- WORK TO COMPLETE
Copy out, from the data below, each line in which the word "amount" occurs.
-------- RECORDED DATA --------
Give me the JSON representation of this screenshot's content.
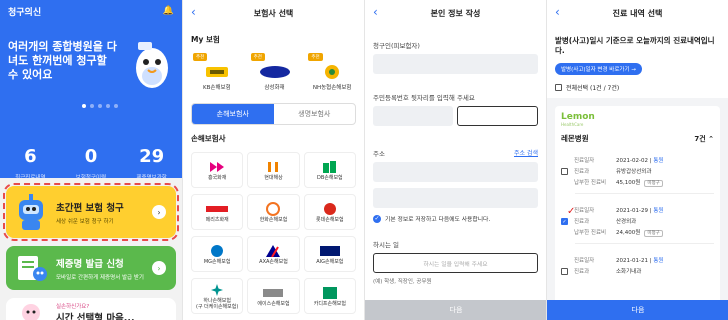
{
  "screen1": {
    "app_logo": "청구의신",
    "banner_text": "여러개의 종합병원을 다녀도 한꺼번에 청구할 수 있어요",
    "stats": [
      {
        "value": "6",
        "label": "최근진료내역"
      },
      {
        "value": "0",
        "label": "보험청구이력"
      },
      {
        "value": "29",
        "label": "제증명보관함"
      }
    ],
    "cards": [
      {
        "title": "초간편 보험 청구",
        "subtitle": "세상 쉬운 보험 청구 하기"
      },
      {
        "title": "제증명 발급 신청",
        "subtitle": "모바일로 간편하게 제증명서 발급 받기"
      },
      {
        "title": "시간 선택형 마음...",
        "subtitle": "실손하신가요?"
      }
    ]
  },
  "screen2": {
    "title": "보험사 선택",
    "my_section": "My 보험",
    "my_tag": "추천",
    "my_insurers": [
      "KB손해보험",
      "삼성화재",
      "NH농협손해보험"
    ],
    "tabs": [
      "손해보험사",
      "생명보험사"
    ],
    "list_section": "손해보험사",
    "insurers": [
      "흥국화재",
      "현대해상",
      "DB손해보험",
      "메리츠화재",
      "한화손해보험",
      "롯데손해보험",
      "MG손해보험",
      "AXA손해보험",
      "AIG손해보험",
      "하나손해보험\n(구 더케이손해보험)",
      "에이스손해보험",
      "카디프손해보험"
    ]
  },
  "screen3": {
    "title": "본인 정보 작성",
    "claimant_label": "청구인(피보험자)",
    "ssn_label": "주민등록번호 뒷자리를 입력해 주세요",
    "address_label": "주소",
    "address_search": "주소 검색",
    "save_check": "기본 정보로 저장하고 다음에도 사용합니다.",
    "job_label": "하시는 일",
    "job_placeholder": "하시는 일을 입력해 주세요",
    "job_hint": "(예) 학생, 직장인, 공무원",
    "next_button": "다음"
  },
  "screen4": {
    "title": "진료 내역 선택",
    "notice": "발병(사고)일시 기준으로 오늘까지의 진료내역입니다.",
    "chip": "발병(사고)일자 변경 바로가기 →",
    "select_all": "전체선택 (1건 / 7건)",
    "hospital_logo": "Lemon",
    "hospital_logo_sub": "HealthCare",
    "hospital_name": "레몬병원",
    "hospital_count": "7건",
    "records": [
      {
        "date": "2021-02-02",
        "detail_link": "통원",
        "dept": "유방갑상선외과",
        "amount": "45,100원",
        "paid": "미청구",
        "checked": false
      },
      {
        "date": "2021-01-29",
        "detail_link": "통원",
        "dept": "산경외과",
        "amount": "24,400원",
        "paid": "미청구",
        "checked": true
      },
      {
        "date": "2021-01-21",
        "detail_link": "통원",
        "dept": "소화기내과",
        "amount": "",
        "paid": "",
        "checked": false
      }
    ],
    "record_labels": {
      "date": "진료일자",
      "dept": "진료과",
      "amount": "납부한 진료비"
    },
    "next_button": "다음"
  }
}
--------
- TASK SOLUTION
        "amount": "45,100원",
        "amount": "24,400원",
        "amount": "",
      "amount": "납부한 진료비"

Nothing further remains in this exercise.